Can you tell us about your most successful student from Startup Institute? Do you follow their progress and hear about the sort of jobs they are getting when they graduate?
The people who are most successful at Startup Institute are the ones who take the reins and make it their own. They come prepared for my lesson, aren’t shy, bring great questions, then follow up with me. I always say in class, email me if you have any questions. Very few people do, but those who do, I always follow up, answer questions, or meet them for coffee. It’s up to the students to ask for help and make use of the resources.
I’m incredibly proud that one student I taught, Melanie Smith, is starting her own company to help automate investing for kids.
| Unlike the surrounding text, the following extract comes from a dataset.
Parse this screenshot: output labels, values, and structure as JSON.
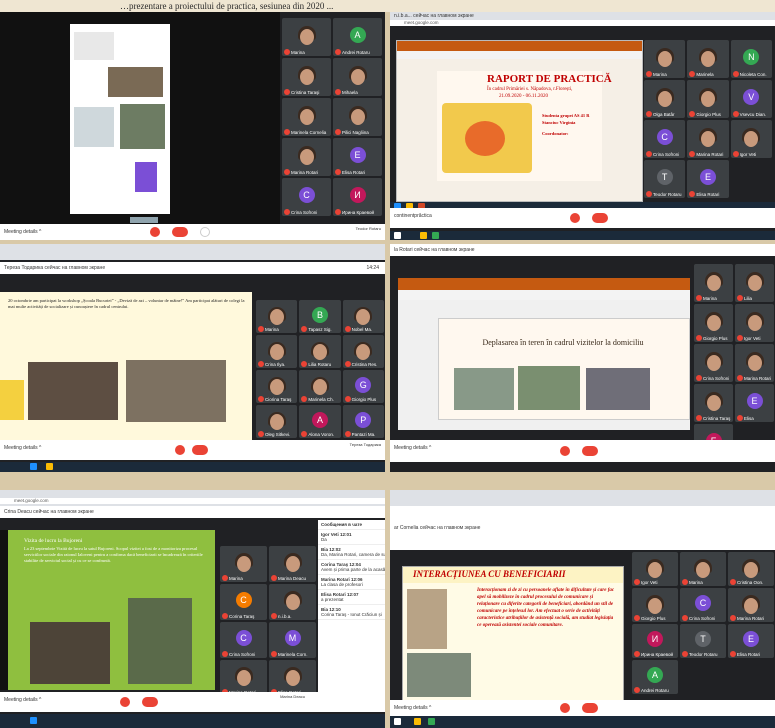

Melanie previously taught math in NYC public high schools and graduated from Startup Institute’s Web Design track. She’s an inspiration as someone who persistently followed up for feedback, jumped on opportunities I forwarded along, and worked hard to deliberately carve her path. I was more than happy to help introduce someone with this much grit to accelerator programs and other friends who could help further her progress.
Tell us about the partner projects that students work on!
This is one thing I really love about Startup Institute. You can’t truly learn to become a great developer just by learning the rote skills of coding. You also can’t become a great designer just by learning the programs and understanding the theory. You need to put it in practice.
When I was in school, one way to accomplish this is with “fake” projects. You create an imaginary client with a self-defined (and likely unrealistic) project brief, then create a design solution to this problem you’ve created. Though this is good practice to hone your skills, it misses the reality of how vastly more complicated a real professional challenge is. Specifically, it’s too easy for your self-defined project to be a single aesthetically-pleasing deliverable.
A real project comes with limitations—small team, impending launch date, budget constraints, churning members, customers not behaving as they originally hypothesized. The design now needs to weigh multiple thought processes, think through interactions, and work to try to understand your customers. It’s nearly impossible to simulate the interpersonal skills needed to present to your client, speaking to the customers to correctly define the problem, understand business implications, and iterate through tradeoffs and solutions.
The partner project gives students a real project to immediately apply their learnings. At the start of the program, students are paired with a local tech startup, and are assigned a specific project. In class, after reviewing a concept, we'll run through this process with a student's partner project so they have an understanding of a practical application.
What resources or meetups do you recommend for aspiring UX Designers in New York?
A few books and articles I’ve read and re-read:
What do you like best about being an instructor at Startup Institute?
I’ve always felt calling myself an instructor was ironic because I learn just as much from my students as I hope they take away from my classes. Startup Institute’s students are world-class, driven professionals from all walks of life: corporate America, teaching, marketing, sales, graphic design, and more. I leave feeling inspired hearing their journeys here and what they hope to accomplish after this program. Especially as a consultant who works across industries, our relationship becomes less like a teacher/student dynamic, and more of a knowledge share community. We’ve continued to keep in touch to continue helping each other and opening doors in our own ways.